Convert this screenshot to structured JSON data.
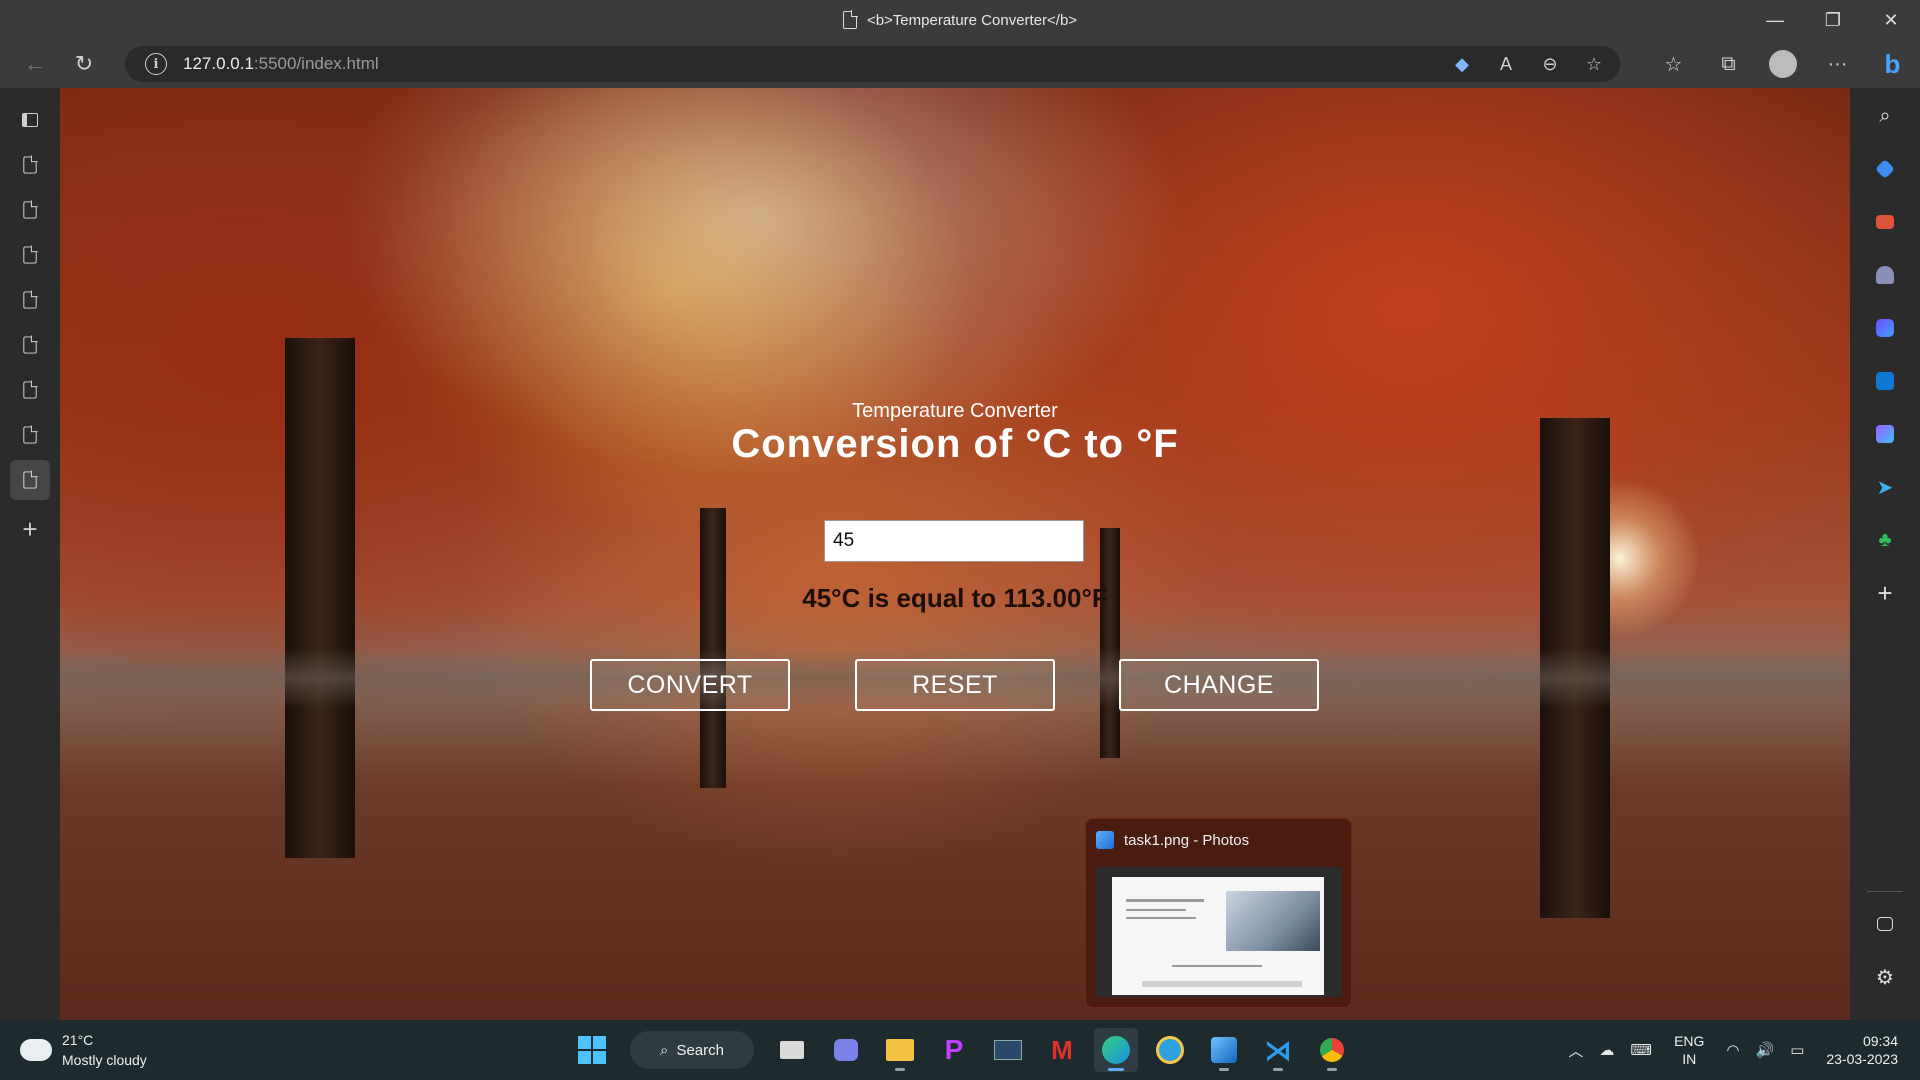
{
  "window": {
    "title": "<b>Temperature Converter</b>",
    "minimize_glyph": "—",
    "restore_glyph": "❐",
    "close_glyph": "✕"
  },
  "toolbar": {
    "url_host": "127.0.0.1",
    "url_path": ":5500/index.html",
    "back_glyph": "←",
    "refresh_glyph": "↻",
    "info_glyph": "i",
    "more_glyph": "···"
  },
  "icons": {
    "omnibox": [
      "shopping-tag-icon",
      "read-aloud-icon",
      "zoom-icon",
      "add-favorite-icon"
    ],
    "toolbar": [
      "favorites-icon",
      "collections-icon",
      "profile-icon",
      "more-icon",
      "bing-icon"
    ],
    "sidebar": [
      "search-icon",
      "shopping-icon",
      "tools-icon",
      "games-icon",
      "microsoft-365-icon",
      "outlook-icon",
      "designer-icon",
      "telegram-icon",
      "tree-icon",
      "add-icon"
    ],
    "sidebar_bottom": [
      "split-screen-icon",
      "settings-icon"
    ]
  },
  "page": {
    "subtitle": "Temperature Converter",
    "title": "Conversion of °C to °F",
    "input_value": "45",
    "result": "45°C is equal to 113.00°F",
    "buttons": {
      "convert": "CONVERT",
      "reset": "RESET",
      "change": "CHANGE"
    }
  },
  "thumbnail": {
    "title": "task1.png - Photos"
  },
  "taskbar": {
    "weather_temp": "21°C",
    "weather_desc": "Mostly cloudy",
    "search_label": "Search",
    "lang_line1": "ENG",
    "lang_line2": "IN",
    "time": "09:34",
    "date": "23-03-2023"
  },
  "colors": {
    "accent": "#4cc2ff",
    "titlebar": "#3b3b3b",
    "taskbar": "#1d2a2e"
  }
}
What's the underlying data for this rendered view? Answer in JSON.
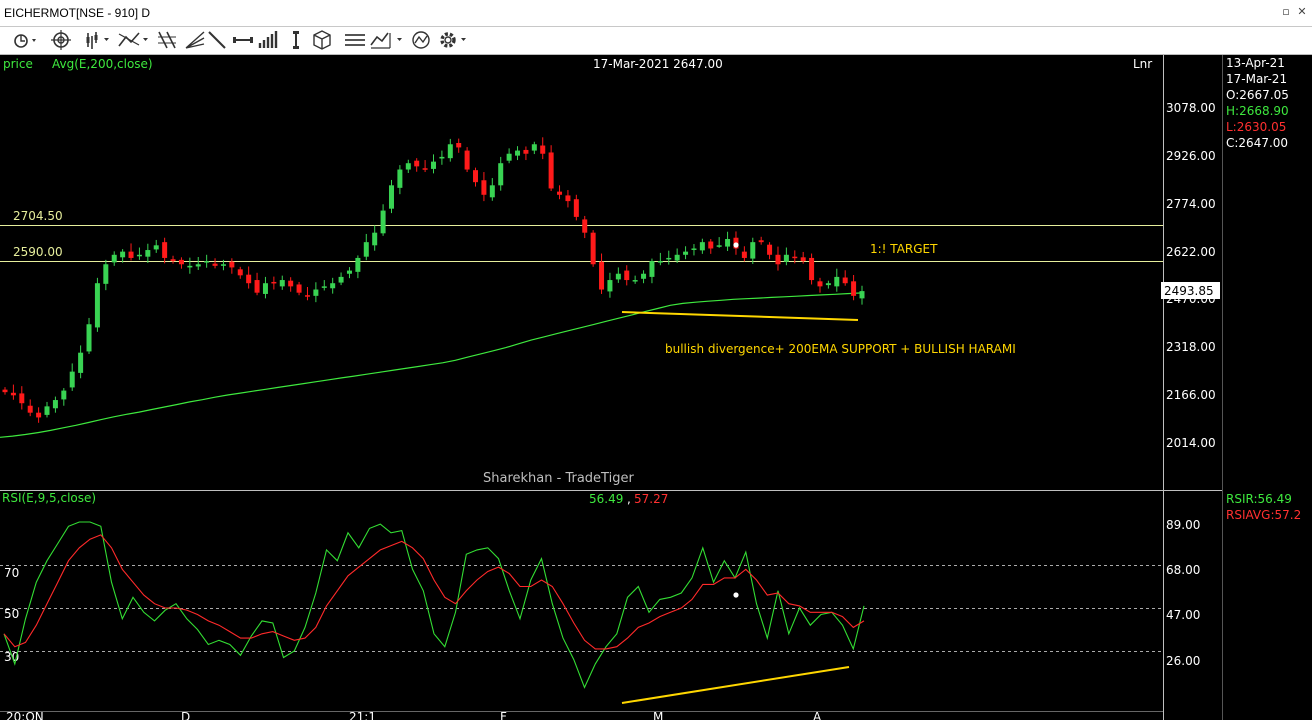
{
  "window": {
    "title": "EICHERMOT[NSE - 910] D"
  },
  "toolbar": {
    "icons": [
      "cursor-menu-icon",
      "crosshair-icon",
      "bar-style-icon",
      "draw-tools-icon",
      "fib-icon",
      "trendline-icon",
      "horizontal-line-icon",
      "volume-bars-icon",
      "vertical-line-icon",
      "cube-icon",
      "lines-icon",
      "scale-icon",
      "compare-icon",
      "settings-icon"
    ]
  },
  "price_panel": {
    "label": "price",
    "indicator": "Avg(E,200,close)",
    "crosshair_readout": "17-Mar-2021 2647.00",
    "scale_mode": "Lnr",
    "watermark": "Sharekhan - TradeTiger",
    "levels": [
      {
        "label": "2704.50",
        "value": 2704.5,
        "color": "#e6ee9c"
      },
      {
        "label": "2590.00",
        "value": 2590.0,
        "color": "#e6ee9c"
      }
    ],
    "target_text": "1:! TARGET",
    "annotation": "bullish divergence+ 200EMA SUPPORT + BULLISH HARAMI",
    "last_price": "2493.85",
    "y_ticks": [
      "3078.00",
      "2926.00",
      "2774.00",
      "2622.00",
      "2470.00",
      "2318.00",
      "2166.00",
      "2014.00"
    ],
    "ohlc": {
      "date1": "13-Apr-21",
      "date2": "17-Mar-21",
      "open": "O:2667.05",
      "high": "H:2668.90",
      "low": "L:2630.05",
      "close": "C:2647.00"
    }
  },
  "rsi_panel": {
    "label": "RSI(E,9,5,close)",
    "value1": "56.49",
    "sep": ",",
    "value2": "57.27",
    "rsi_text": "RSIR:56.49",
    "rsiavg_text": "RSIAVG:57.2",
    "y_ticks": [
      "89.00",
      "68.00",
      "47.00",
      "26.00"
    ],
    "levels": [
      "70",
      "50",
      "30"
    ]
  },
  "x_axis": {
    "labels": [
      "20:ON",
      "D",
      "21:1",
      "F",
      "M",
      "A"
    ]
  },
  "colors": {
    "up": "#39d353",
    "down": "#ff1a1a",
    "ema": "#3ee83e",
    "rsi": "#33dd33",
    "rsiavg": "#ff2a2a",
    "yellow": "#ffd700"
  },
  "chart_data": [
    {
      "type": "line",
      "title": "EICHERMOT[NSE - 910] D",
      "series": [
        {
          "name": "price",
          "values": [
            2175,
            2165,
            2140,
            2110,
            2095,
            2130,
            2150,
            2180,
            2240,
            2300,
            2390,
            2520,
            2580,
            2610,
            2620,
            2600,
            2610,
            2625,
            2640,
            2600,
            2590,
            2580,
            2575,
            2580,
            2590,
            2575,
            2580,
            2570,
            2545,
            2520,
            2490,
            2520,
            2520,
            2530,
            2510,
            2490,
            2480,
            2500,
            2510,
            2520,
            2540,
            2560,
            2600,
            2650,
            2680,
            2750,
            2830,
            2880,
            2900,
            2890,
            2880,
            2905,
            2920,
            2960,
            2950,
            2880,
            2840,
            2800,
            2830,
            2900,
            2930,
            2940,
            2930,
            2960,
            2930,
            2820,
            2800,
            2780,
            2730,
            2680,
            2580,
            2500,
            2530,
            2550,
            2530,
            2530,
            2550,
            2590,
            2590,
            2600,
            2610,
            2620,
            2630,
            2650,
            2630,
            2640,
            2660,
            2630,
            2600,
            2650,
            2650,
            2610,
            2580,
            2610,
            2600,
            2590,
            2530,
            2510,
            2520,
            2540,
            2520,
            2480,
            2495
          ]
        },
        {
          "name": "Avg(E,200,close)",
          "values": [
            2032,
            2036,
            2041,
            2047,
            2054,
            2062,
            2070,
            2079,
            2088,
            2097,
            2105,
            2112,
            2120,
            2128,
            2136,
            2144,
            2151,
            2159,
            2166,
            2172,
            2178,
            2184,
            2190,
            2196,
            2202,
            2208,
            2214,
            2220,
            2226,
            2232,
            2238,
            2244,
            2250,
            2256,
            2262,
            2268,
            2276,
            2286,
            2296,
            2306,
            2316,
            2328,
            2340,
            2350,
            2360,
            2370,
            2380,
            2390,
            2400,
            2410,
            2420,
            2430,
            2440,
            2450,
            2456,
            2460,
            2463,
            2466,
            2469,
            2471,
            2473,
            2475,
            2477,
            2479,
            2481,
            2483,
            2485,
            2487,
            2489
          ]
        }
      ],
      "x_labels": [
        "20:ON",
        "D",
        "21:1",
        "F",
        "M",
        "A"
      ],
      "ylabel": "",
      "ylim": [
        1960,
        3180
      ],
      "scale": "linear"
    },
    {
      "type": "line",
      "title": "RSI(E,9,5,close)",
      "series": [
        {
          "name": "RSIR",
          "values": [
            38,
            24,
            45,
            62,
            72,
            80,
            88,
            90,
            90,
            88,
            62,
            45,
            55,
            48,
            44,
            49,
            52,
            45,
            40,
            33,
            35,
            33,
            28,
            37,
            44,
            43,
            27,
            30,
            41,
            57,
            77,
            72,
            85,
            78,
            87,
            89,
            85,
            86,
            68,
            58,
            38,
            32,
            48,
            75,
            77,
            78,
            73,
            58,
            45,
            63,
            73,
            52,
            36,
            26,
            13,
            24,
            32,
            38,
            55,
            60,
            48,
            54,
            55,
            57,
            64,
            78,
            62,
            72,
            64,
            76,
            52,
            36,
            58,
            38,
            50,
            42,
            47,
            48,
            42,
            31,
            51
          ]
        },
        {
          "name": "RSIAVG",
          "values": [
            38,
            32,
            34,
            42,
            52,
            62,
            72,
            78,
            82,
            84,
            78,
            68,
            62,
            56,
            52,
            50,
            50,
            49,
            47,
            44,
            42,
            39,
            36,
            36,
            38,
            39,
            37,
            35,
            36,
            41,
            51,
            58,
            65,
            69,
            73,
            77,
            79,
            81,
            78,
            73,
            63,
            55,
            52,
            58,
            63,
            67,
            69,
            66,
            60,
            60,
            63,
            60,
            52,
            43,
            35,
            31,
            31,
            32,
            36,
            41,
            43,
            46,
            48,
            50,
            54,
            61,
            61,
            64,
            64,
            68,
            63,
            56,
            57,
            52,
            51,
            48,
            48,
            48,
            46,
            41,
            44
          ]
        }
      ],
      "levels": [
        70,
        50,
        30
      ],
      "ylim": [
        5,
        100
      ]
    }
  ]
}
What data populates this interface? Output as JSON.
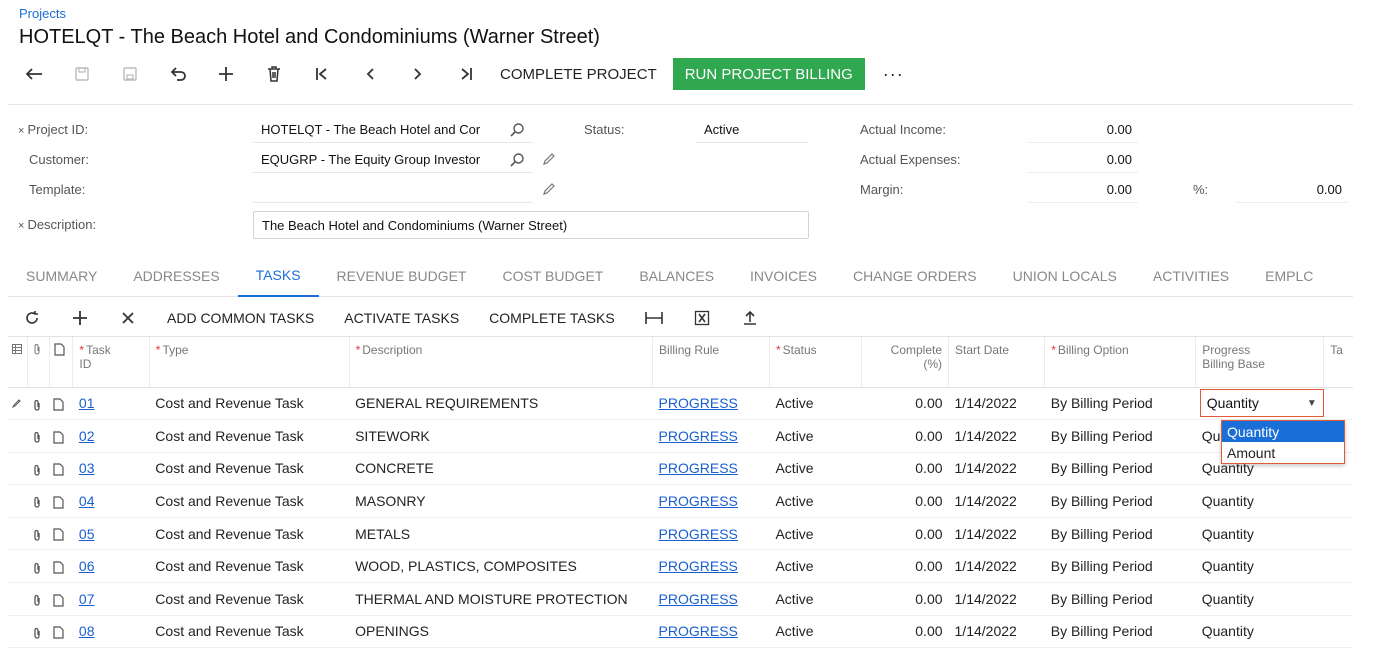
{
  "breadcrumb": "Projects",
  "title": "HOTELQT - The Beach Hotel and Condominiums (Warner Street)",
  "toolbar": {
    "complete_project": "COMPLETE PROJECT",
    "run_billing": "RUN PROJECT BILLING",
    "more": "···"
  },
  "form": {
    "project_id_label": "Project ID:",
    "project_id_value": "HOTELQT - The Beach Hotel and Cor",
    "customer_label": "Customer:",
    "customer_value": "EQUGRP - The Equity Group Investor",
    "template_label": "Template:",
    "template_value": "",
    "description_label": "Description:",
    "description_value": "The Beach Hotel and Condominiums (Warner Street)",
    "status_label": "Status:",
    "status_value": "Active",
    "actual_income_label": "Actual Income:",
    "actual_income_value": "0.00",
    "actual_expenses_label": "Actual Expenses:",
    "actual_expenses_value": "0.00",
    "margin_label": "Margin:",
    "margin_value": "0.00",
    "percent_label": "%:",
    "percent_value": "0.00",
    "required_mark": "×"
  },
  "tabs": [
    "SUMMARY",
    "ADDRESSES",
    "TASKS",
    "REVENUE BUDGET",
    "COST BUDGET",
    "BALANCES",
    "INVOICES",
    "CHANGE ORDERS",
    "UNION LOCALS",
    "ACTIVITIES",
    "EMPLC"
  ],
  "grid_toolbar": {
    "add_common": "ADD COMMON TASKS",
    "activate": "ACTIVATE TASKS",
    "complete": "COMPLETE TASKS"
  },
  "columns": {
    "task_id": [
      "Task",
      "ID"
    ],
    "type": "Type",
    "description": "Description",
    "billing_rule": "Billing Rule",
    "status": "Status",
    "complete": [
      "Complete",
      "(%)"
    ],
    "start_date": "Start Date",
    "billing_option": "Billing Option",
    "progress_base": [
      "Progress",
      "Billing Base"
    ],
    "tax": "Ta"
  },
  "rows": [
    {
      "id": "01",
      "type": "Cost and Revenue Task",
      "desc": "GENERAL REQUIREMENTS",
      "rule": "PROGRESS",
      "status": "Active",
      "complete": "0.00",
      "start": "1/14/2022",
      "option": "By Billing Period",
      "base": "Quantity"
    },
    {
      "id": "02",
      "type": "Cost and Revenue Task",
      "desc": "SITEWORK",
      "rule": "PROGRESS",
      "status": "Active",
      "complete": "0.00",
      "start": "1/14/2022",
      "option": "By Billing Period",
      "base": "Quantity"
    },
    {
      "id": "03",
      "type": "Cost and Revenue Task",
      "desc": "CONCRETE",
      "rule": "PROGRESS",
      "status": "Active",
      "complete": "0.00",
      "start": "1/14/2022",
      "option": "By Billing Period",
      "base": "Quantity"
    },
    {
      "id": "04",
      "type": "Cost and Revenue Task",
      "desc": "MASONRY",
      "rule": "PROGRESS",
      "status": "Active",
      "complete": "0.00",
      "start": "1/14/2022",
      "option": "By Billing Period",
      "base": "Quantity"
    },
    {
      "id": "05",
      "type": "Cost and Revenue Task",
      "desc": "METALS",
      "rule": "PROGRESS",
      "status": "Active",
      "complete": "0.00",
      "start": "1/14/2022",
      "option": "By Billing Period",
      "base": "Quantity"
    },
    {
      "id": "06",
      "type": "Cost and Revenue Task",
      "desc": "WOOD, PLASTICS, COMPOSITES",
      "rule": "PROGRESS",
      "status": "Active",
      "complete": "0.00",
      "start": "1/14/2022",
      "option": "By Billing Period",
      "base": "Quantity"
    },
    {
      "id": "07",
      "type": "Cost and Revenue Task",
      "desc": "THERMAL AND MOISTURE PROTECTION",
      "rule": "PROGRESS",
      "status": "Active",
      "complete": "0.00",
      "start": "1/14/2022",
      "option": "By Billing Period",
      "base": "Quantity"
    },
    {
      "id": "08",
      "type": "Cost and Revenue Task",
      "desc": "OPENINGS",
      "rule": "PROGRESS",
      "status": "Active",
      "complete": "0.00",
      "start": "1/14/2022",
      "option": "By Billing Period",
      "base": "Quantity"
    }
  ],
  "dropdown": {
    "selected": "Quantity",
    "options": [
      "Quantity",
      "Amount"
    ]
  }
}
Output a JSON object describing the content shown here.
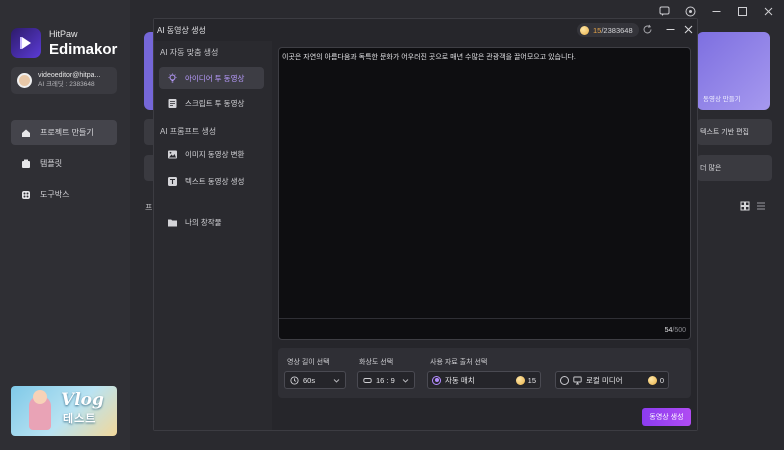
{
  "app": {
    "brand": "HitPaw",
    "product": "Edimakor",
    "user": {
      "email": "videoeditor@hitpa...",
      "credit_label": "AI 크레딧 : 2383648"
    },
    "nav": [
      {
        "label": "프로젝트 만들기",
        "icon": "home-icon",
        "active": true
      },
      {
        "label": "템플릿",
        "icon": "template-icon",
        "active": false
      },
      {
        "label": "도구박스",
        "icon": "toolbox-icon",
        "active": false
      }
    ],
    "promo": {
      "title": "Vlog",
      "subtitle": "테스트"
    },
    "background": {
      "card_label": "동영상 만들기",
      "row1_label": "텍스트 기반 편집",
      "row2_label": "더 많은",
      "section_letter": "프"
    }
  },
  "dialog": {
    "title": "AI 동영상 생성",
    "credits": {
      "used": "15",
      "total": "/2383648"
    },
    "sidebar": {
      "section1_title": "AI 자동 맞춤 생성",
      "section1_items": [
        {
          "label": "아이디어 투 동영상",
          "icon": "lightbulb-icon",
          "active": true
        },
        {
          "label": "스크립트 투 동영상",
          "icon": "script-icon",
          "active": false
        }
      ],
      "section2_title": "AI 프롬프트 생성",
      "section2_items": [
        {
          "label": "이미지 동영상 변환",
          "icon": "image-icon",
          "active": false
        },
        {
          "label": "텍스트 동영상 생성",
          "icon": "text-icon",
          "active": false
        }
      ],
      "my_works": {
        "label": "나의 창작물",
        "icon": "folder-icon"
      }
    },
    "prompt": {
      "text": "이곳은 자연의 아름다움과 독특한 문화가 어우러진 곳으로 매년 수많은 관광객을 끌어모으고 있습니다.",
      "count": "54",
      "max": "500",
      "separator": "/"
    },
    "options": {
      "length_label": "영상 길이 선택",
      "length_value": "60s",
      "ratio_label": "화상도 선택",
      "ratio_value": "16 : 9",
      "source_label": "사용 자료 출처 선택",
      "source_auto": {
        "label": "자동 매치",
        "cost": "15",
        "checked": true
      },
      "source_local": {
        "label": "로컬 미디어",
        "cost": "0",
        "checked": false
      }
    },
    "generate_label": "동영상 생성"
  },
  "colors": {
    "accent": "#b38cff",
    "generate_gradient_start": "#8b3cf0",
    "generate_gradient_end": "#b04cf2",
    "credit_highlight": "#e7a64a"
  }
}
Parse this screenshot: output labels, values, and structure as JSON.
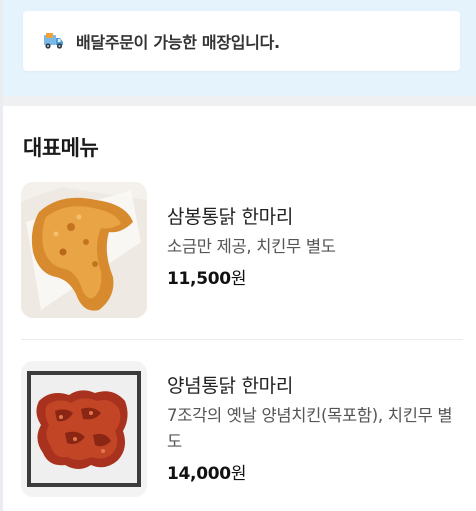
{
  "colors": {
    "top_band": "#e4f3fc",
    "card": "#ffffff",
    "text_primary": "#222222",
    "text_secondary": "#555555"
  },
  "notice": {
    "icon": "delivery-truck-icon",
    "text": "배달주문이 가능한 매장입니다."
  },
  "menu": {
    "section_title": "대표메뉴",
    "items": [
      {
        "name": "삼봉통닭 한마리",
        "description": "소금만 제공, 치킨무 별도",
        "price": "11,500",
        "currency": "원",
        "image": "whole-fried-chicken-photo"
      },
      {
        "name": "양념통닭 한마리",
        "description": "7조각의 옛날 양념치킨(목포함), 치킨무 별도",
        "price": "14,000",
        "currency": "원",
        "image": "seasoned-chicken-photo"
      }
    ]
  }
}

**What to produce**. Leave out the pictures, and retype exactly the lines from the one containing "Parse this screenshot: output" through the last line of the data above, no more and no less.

**Worked solution**.
Parse this screenshot: output labels, values, and structure as JSON.
{
  "colors": {
    "top_band": "#e4f3fc",
    "card": "#ffffff",
    "text_primary": "#222222",
    "text_secondary": "#555555"
  },
  "notice": {
    "icon": "delivery-truck-icon",
    "text": "배달주문이 가능한 매장입니다."
  },
  "menu": {
    "section_title": "대표메뉴",
    "items": [
      {
        "name": "삼봉통닭 한마리",
        "description": "소금만 제공, 치킨무 별도",
        "price": "11,500",
        "currency": "원",
        "image": "whole-fried-chicken-photo"
      },
      {
        "name": "양념통닭 한마리",
        "description": "7조각의 옛날 양념치킨(목포함), 치킨무 별도",
        "price": "14,000",
        "currency": "원",
        "image": "seasoned-chicken-photo"
      }
    ]
  }
}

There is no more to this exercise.